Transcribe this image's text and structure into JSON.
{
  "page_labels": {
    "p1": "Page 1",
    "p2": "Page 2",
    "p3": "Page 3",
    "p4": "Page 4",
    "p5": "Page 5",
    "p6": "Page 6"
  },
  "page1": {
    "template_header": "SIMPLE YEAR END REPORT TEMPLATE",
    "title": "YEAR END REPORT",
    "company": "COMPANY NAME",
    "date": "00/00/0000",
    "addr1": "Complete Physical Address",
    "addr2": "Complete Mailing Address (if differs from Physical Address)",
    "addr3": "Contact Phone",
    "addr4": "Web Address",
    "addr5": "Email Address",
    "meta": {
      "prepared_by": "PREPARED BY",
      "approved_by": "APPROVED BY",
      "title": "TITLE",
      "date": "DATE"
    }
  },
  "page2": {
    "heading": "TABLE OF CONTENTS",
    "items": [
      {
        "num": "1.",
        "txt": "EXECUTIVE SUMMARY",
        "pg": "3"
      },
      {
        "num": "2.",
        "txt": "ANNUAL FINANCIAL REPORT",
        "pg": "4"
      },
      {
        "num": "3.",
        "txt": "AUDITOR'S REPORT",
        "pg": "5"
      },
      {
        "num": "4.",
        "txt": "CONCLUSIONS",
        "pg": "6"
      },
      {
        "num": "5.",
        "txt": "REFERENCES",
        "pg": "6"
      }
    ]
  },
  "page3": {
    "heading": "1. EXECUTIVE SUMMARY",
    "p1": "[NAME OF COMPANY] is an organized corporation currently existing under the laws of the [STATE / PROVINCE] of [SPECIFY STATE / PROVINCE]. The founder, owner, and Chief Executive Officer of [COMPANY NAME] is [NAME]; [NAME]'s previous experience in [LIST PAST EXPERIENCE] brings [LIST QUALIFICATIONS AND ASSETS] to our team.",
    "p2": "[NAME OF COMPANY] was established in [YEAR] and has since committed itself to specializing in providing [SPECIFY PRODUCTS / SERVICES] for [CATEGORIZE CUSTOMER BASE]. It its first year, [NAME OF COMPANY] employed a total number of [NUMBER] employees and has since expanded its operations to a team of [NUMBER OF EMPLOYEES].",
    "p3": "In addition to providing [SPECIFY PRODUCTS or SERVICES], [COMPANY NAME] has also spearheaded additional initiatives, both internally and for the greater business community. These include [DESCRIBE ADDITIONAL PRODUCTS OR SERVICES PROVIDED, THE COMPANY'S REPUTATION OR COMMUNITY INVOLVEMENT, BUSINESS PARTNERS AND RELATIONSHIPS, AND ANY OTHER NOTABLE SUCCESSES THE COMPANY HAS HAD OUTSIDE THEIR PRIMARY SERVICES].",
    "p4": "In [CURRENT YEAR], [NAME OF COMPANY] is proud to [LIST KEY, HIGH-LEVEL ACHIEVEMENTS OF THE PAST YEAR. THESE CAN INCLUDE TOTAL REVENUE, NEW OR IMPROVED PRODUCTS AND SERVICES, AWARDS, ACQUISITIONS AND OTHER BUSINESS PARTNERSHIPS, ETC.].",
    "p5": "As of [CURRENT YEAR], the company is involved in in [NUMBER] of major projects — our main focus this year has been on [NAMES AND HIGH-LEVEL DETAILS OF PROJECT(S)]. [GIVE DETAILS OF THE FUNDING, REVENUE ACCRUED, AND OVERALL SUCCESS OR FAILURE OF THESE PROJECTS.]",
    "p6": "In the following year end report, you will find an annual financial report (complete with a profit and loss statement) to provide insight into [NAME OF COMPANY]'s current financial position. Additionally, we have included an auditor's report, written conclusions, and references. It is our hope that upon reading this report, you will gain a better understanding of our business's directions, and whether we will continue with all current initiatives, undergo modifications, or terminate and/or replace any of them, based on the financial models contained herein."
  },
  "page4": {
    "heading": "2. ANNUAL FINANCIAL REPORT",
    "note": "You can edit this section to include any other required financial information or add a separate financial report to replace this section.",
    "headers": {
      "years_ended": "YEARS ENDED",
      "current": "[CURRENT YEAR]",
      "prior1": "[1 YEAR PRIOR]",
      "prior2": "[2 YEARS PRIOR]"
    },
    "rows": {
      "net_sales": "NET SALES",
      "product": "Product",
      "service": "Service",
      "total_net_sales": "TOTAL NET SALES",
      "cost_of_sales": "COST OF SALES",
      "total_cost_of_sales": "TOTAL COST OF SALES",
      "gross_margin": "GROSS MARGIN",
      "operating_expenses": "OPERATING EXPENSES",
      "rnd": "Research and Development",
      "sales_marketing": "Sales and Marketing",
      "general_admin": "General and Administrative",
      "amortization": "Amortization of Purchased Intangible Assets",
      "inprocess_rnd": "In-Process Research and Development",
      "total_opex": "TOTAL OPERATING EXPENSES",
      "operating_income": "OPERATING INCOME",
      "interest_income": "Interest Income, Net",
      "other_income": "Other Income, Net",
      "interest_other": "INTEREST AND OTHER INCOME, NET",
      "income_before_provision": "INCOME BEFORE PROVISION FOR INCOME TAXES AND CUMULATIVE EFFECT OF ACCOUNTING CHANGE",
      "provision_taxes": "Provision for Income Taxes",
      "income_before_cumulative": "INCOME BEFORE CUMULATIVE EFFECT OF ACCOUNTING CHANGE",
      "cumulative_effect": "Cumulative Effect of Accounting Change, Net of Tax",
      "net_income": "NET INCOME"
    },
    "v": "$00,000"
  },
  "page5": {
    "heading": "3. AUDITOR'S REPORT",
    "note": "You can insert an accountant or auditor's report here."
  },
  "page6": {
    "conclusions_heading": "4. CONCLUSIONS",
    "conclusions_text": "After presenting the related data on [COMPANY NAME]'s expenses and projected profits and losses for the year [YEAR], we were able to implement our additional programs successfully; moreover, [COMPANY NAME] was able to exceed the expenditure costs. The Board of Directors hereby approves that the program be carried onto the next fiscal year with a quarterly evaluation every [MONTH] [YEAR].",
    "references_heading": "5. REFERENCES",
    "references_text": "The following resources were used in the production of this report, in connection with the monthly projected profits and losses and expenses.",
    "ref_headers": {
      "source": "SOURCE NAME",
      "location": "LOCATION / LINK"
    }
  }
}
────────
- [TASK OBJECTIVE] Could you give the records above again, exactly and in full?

- [RESPONSE TO THE EXERCISE]
Transcribe this image's text and structure into JSON.
{
  "page_labels": {
    "p1": "Page 1",
    "p2": "Page 2",
    "p3": "Page 3",
    "p4": "Page 4",
    "p5": "Page 5",
    "p6": "Page 6"
  },
  "page1": {
    "template_header": "SIMPLE YEAR END REPORT TEMPLATE",
    "title": "YEAR END REPORT",
    "company": "COMPANY NAME",
    "date": "00/00/0000",
    "addr1": "Complete Physical Address",
    "addr2": "Complete Mailing Address (if differs from Physical Address)",
    "addr3": "Contact Phone",
    "addr4": "Web Address",
    "addr5": "Email Address",
    "meta": {
      "prepared_by": "PREPARED BY",
      "approved_by": "APPROVED BY",
      "title": "TITLE",
      "date": "DATE"
    }
  },
  "page2": {
    "heading": "TABLE OF CONTENTS",
    "items": [
      {
        "num": "1.",
        "txt": "EXECUTIVE SUMMARY",
        "pg": "3"
      },
      {
        "num": "2.",
        "txt": "ANNUAL FINANCIAL REPORT",
        "pg": "4"
      },
      {
        "num": "3.",
        "txt": "AUDITOR'S REPORT",
        "pg": "5"
      },
      {
        "num": "4.",
        "txt": "CONCLUSIONS",
        "pg": "6"
      },
      {
        "num": "5.",
        "txt": "REFERENCES",
        "pg": "6"
      }
    ]
  },
  "page3": {
    "heading": "1. EXECUTIVE SUMMARY",
    "p1": "[NAME OF COMPANY] is an organized corporation currently existing under the laws of the [STATE / PROVINCE] of [SPECIFY STATE / PROVINCE]. The founder, owner, and Chief Executive Officer of [COMPANY NAME] is [NAME]; [NAME]'s previous experience in [LIST PAST EXPERIENCE] brings [LIST QUALIFICATIONS AND ASSETS] to our team.",
    "p2": "[NAME OF COMPANY] was established in [YEAR] and has since committed itself to specializing in providing [SPECIFY PRODUCTS / SERVICES] for [CATEGORIZE CUSTOMER BASE]. It its first year, [NAME OF COMPANY] employed a total number of [NUMBER] employees and has since expanded its operations to a team of [NUMBER OF EMPLOYEES].",
    "p3": "In addition to providing [SPECIFY PRODUCTS or SERVICES], [COMPANY NAME] has also spearheaded additional initiatives, both internally and for the greater business community. These include [DESCRIBE ADDITIONAL PRODUCTS OR SERVICES PROVIDED, THE COMPANY'S REPUTATION OR COMMUNITY INVOLVEMENT, BUSINESS PARTNERS AND RELATIONSHIPS, AND ANY OTHER NOTABLE SUCCESSES THE COMPANY HAS HAD OUTSIDE THEIR PRIMARY SERVICES].",
    "p4": "In [CURRENT YEAR], [NAME OF COMPANY] is proud to [LIST KEY, HIGH-LEVEL ACHIEVEMENTS OF THE PAST YEAR. THESE CAN INCLUDE TOTAL REVENUE, NEW OR IMPROVED PRODUCTS AND SERVICES, AWARDS, ACQUISITIONS AND OTHER BUSINESS PARTNERSHIPS, ETC.].",
    "p5": "As of [CURRENT YEAR], the company is involved in in [NUMBER] of major projects — our main focus this year has been on [NAMES AND HIGH-LEVEL DETAILS OF PROJECT(S)]. [GIVE DETAILS OF THE FUNDING, REVENUE ACCRUED, AND OVERALL SUCCESS OR FAILURE OF THESE PROJECTS.]",
    "p6": "In the following year end report, you will find an annual financial report (complete with a profit and loss statement) to provide insight into [NAME OF COMPANY]'s current financial position. Additionally, we have included an auditor's report, written conclusions, and references. It is our hope that upon reading this report, you will gain a better understanding of our business's directions, and whether we will continue with all current initiatives, undergo modifications, or terminate and/or replace any of them, based on the financial models contained herein."
  },
  "page4": {
    "heading": "2. ANNUAL FINANCIAL REPORT",
    "note": "You can edit this section to include any other required financial information or add a separate financial report to replace this section.",
    "headers": {
      "years_ended": "YEARS ENDED",
      "current": "[CURRENT YEAR]",
      "prior1": "[1 YEAR PRIOR]",
      "prior2": "[2 YEARS PRIOR]"
    },
    "rows": {
      "net_sales": "NET SALES",
      "product": "Product",
      "service": "Service",
      "total_net_sales": "TOTAL NET SALES",
      "cost_of_sales": "COST OF SALES",
      "total_cost_of_sales": "TOTAL COST OF SALES",
      "gross_margin": "GROSS MARGIN",
      "operating_expenses": "OPERATING EXPENSES",
      "rnd": "Research and Development",
      "sales_marketing": "Sales and Marketing",
      "general_admin": "General and Administrative",
      "amortization": "Amortization of Purchased Intangible Assets",
      "inprocess_rnd": "In-Process Research and Development",
      "total_opex": "TOTAL OPERATING EXPENSES",
      "operating_income": "OPERATING INCOME",
      "interest_income": "Interest Income, Net",
      "other_income": "Other Income, Net",
      "interest_other": "INTEREST AND OTHER INCOME, NET",
      "income_before_provision": "INCOME BEFORE PROVISION FOR INCOME TAXES AND CUMULATIVE EFFECT OF ACCOUNTING CHANGE",
      "provision_taxes": "Provision for Income Taxes",
      "income_before_cumulative": "INCOME BEFORE CUMULATIVE EFFECT OF ACCOUNTING CHANGE",
      "cumulative_effect": "Cumulative Effect of Accounting Change, Net of Tax",
      "net_income": "NET INCOME"
    },
    "v": "$00,000"
  },
  "page5": {
    "heading": "3. AUDITOR'S REPORT",
    "note": "You can insert an accountant or auditor's report here."
  },
  "page6": {
    "conclusions_heading": "4. CONCLUSIONS",
    "conclusions_text": "After presenting the related data on [COMPANY NAME]'s expenses and projected profits and losses for the year [YEAR], we were able to implement our additional programs successfully; moreover, [COMPANY NAME] was able to exceed the expenditure costs. The Board of Directors hereby approves that the program be carried onto the next fiscal year with a quarterly evaluation every [MONTH] [YEAR].",
    "references_heading": "5. REFERENCES",
    "references_text": "The following resources were used in the production of this report, in connection with the monthly projected profits and losses and expenses.",
    "ref_headers": {
      "source": "SOURCE NAME",
      "location": "LOCATION / LINK"
    }
  }
}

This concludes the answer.